We’ve heard a lot about the coming clash between ARM-based chips and Intel x86 processors in data center servers. But the MIPS architecture doesn’t want to be left out of that battle.
Imagination Technologies is announcing today a 64-bit MIPS Warrior core design for chips that can be used in everything from mobile devices to data center servers. The MIPS I-class I6400 central processing unit (CPU) family represents Imagination’s bid to make the MIPS computing architecture relevant in the modern age.
While ARM has dominated smartphones and tablets and Intel’s x86 has occupied the PC market, MIPS has been in a middle ground in devices like smart TVs and consumer electronics. With the new Warrior cores (which can be taken by Imagination’s licensees and designed into working chips), Imagination will try to break into new markets: Chips that use the core will be used in the embedded, mobile, digital consumer, advanced communications, networking, and storage markets.
“This is the MIPS Warrior core that many have been waiting for,” said Tony King-Smith, executive vice president of marketing at Imagination, in a statement. “As the industry moves toward instruction set neutrality, customers can now choose a CPU based on its technical superiority. The I6400 is more efficient, flexible, and scalable than the competition, and its feature set clearly lends itself to the needs of a wide range of next-generation applications including smartphones and tablets. We know that unique features like multi-threading provide significant advantages for many applications, and customers already using this technology agree. Unsurprisingly, we’ve already secured licensees for the I6400 across multiple markets.”

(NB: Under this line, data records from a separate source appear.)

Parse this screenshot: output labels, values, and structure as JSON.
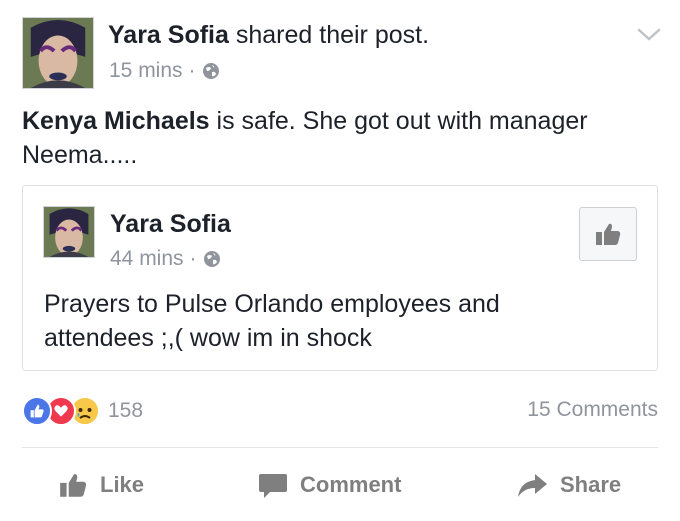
{
  "post": {
    "author": "Yara Sofia",
    "action_text": "shared their post.",
    "time": "15 mins",
    "separator": "·",
    "text_bold": "Kenya Michaels",
    "text_rest": " is safe. She got out with manager Neema....."
  },
  "shared": {
    "author": "Yara Sofia",
    "time": "44 mins",
    "separator": "·",
    "text": "Prayers to Pulse Orlando employees and attendees ;,( wow im in shock"
  },
  "reactions": {
    "count": "158",
    "comments": "15 Comments",
    "icons": [
      "like-reaction-icon",
      "love-reaction-icon",
      "sad-reaction-icon"
    ]
  },
  "actions": {
    "like": "Like",
    "comment": "Comment",
    "share": "Share"
  },
  "colors": {
    "name": "#1d2129",
    "meta": "#90949c",
    "like_blue": "#4a76e8",
    "love_red": "#f0394f",
    "action_gray": "#7f7f7f"
  }
}
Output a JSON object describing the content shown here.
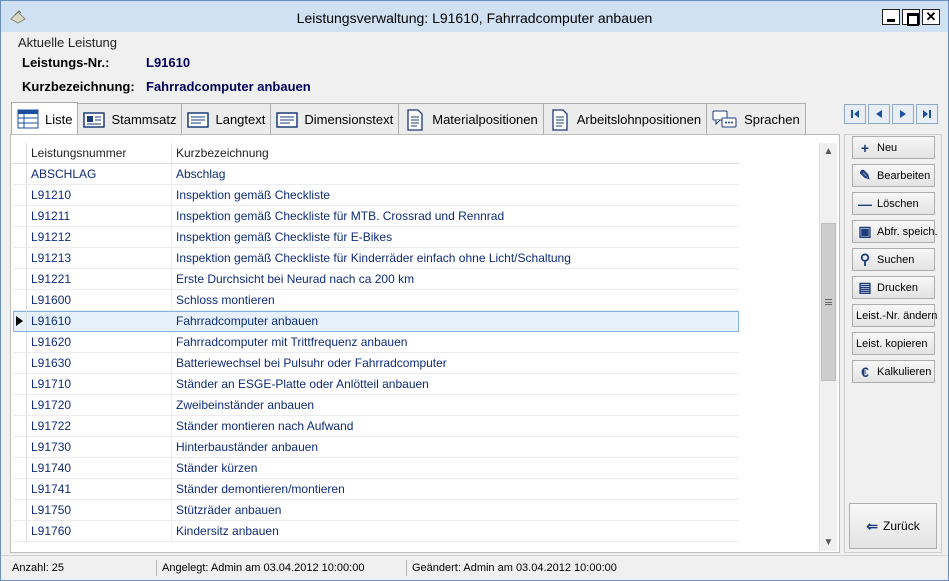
{
  "window": {
    "title": "Leistungsverwaltung: L91610, Fahrradcomputer anbauen"
  },
  "current": {
    "legend": "Aktuelle Leistung",
    "nr_label": "Leistungs-Nr.:",
    "nr_value": "L91610",
    "kurz_label": "Kurzbezeichnung:",
    "kurz_value": "Fahrradcomputer anbauen"
  },
  "tabs": [
    {
      "label": "Liste",
      "icon": "list-grid-icon",
      "active": true
    },
    {
      "label": "Stammsatz",
      "icon": "record-card-icon",
      "active": false
    },
    {
      "label": "Langtext",
      "icon": "text-lines-icon",
      "active": false
    },
    {
      "label": "Dimensionstext",
      "icon": "text-lines-icon",
      "active": false
    },
    {
      "label": "Materialpositionen",
      "icon": "document-icon",
      "active": false
    },
    {
      "label": "Arbeitslohnpositionen",
      "icon": "document-icon",
      "active": false
    },
    {
      "label": "Sprachen",
      "icon": "speech-bubble-icon",
      "active": false
    }
  ],
  "grid": {
    "headers": [
      "Leistungsnummer",
      "Kurzbezeichnung"
    ],
    "rows": [
      [
        "ABSCHLAG",
        "Abschlag"
      ],
      [
        "L91210",
        "Inspektion gemäß Checkliste"
      ],
      [
        "L91211",
        "Inspektion gemäß Checkliste für MTB. Crossrad und Rennrad"
      ],
      [
        "L91212",
        "Inspektion gemäß Checkliste für E-Bikes"
      ],
      [
        "L91213",
        "Inspektion gemäß Checkliste für Kinderräder einfach ohne Licht/Schaltung"
      ],
      [
        "L91221",
        "Erste Durchsicht  bei Neurad nach ca 200 km"
      ],
      [
        "L91600",
        "Schloss montieren"
      ],
      [
        "L91610",
        "Fahrradcomputer anbauen"
      ],
      [
        "L91620",
        "Fahrradcomputer mit Trittfrequenz anbauen"
      ],
      [
        "L91630",
        "Batteriewechsel bei Pulsuhr oder Fahrradcomputer"
      ],
      [
        "L91710",
        "Ständer an ESGE-Platte oder Anlötteil anbauen"
      ],
      [
        "L91720",
        "Zweibeinständer anbauen"
      ],
      [
        "L91722",
        "Ständer montieren nach Aufwand"
      ],
      [
        "L91730",
        "Hinterbauständer anbauen"
      ],
      [
        "L91740",
        "Ständer kürzen"
      ],
      [
        "L91741",
        "Ständer demontieren/montieren"
      ],
      [
        "L91750",
        "Stützräder anbauen"
      ],
      [
        "L91760",
        "Kindersitz anbauen"
      ]
    ],
    "selected_index": 7
  },
  "side_buttons": [
    {
      "label": "Neu",
      "icon": "plus-icon",
      "glyph": "+"
    },
    {
      "label": "Bearbeiten",
      "icon": "pencil-icon",
      "glyph": "✎"
    },
    {
      "label": "Löschen",
      "icon": "minus-icon",
      "glyph": "—"
    },
    {
      "label": "Abfr. speich.",
      "icon": "floppy-disk-icon",
      "glyph": "▣"
    },
    {
      "label": "Suchen",
      "icon": "magnifier-icon",
      "glyph": "⚲"
    },
    {
      "label": "Drucken",
      "icon": "printer-icon",
      "glyph": "▤"
    },
    {
      "label": "Leist.-Nr. ändern",
      "icon": "",
      "glyph": ""
    },
    {
      "label": "Leist. kopieren",
      "icon": "",
      "glyph": ""
    },
    {
      "label": "Kalkulieren",
      "icon": "euro-icon",
      "glyph": "€"
    }
  ],
  "back_button": {
    "label": "Zurück",
    "icon": "arrow-left-icon",
    "glyph": "⇐"
  },
  "status": {
    "count": "Anzahl: 25",
    "created": "Angelegt: Admin am 03.04.2012 10:00:00",
    "changed": "Geändert: Admin am 03.04.2012 10:00:00"
  }
}
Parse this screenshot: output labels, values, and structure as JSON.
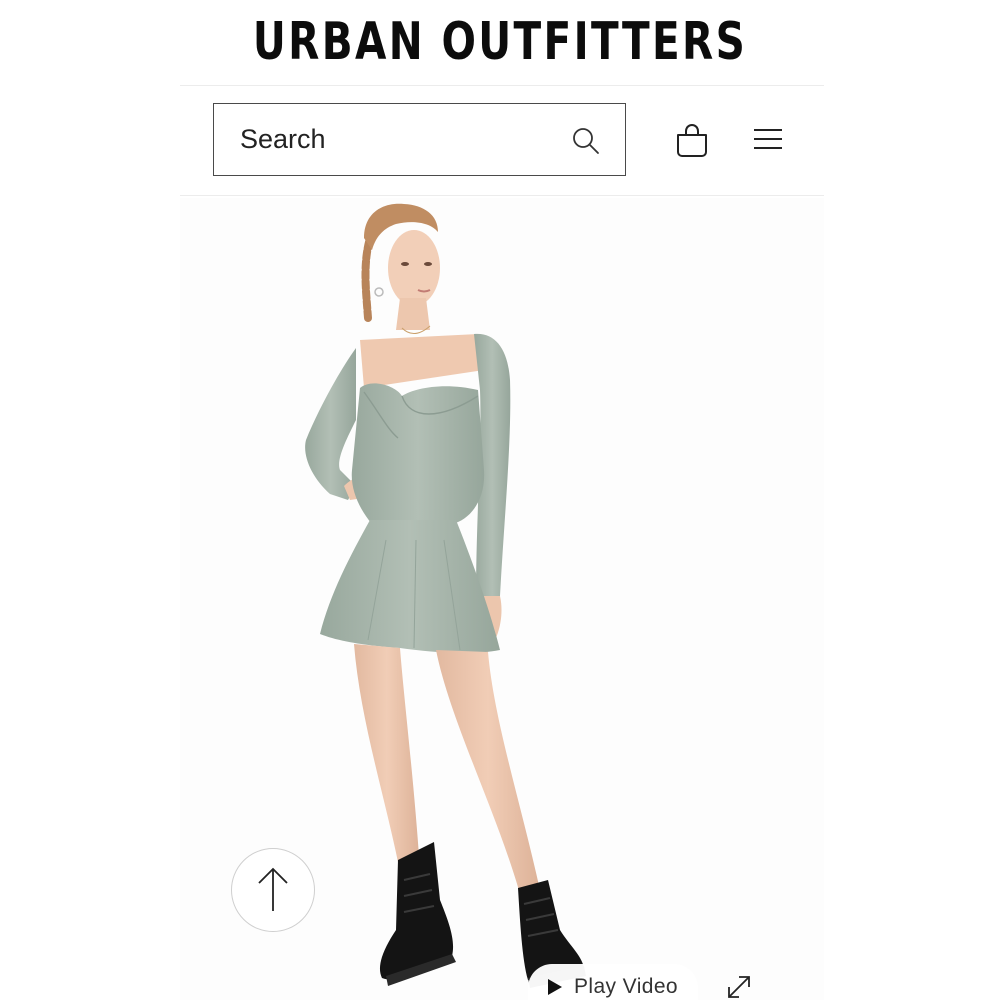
{
  "header": {
    "brand_name": "URBAN OUTFITTERS"
  },
  "search": {
    "placeholder": "Search",
    "icon": "search-icon"
  },
  "actions": {
    "bag_icon": "shopping-bag-icon",
    "menu_icon": "hamburger-menu-icon"
  },
  "product_media": {
    "description_icon": "product-photo",
    "play_video_label": "Play Video",
    "play_icon": "play-icon",
    "expand_icon": "expand-icon",
    "back_to_top_icon": "arrow-up-icon"
  },
  "colors": {
    "dress": "#a3b2a8",
    "skin": "#ecc6ad",
    "hair": "#c08d62",
    "boots": "#141414",
    "border": "#4a4a4a"
  }
}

The new cores are designed to be highly efficient and scalable. They use a 64-bit architecture, which is a prerequisite in servers, as well as hardware virtualization. The cores also feature multi-threading, multi-core, and multi-cluster coherent processing.
Imagination says that these features will put the I6400 far ahead of the competition, enabling customers to implement a smaller core at the same performance, or a faster core in the same size chip. Imagination says that compared to rivals, it achieve 50 percent higher performance on the CoreMark benchmark and 30 percent higher performance on the DMIPS benchmark.
Jim McGregor, founder and principal analyst at Tirias Research, said, “To address the ongoing evolution in applications from IoT to mobile to networking and storage, companies need to select scalable platforms that can future-proof their designs. With 64-bit, multi-threading, and multicore/multi-cluster support, the I6400 is designed to be a phenomenally flexible, low-power processor architecture capable of scaling across a wide range of applications. Imagination now has MIPS cores for everything from microcontrollers to 64-bit servers, delivering choice across the range and changing the competitive dynamic in the industry.”
Imagination is already talking with multiple lead I6400 licensing partners, with general availability scheduled for December 2014. Mips Computer was founded in 1981 by computing pioneer John Hennessey, now president of Stanford University. The company created its own microprocessor architecture based on the reduced instruction set computing (RISC) design, which sought to simplify computing to its core roots. The RISC designs, which were also adopted by arm, were considered less complex and more efficient than complex instruction set computing (CISC) architecture, such as x86, which was originally developed by Intel.
Mips licensed its RISC technology to other companies such as Silicon Graphics and Sony. Imagination Technologies acquired it in 2012.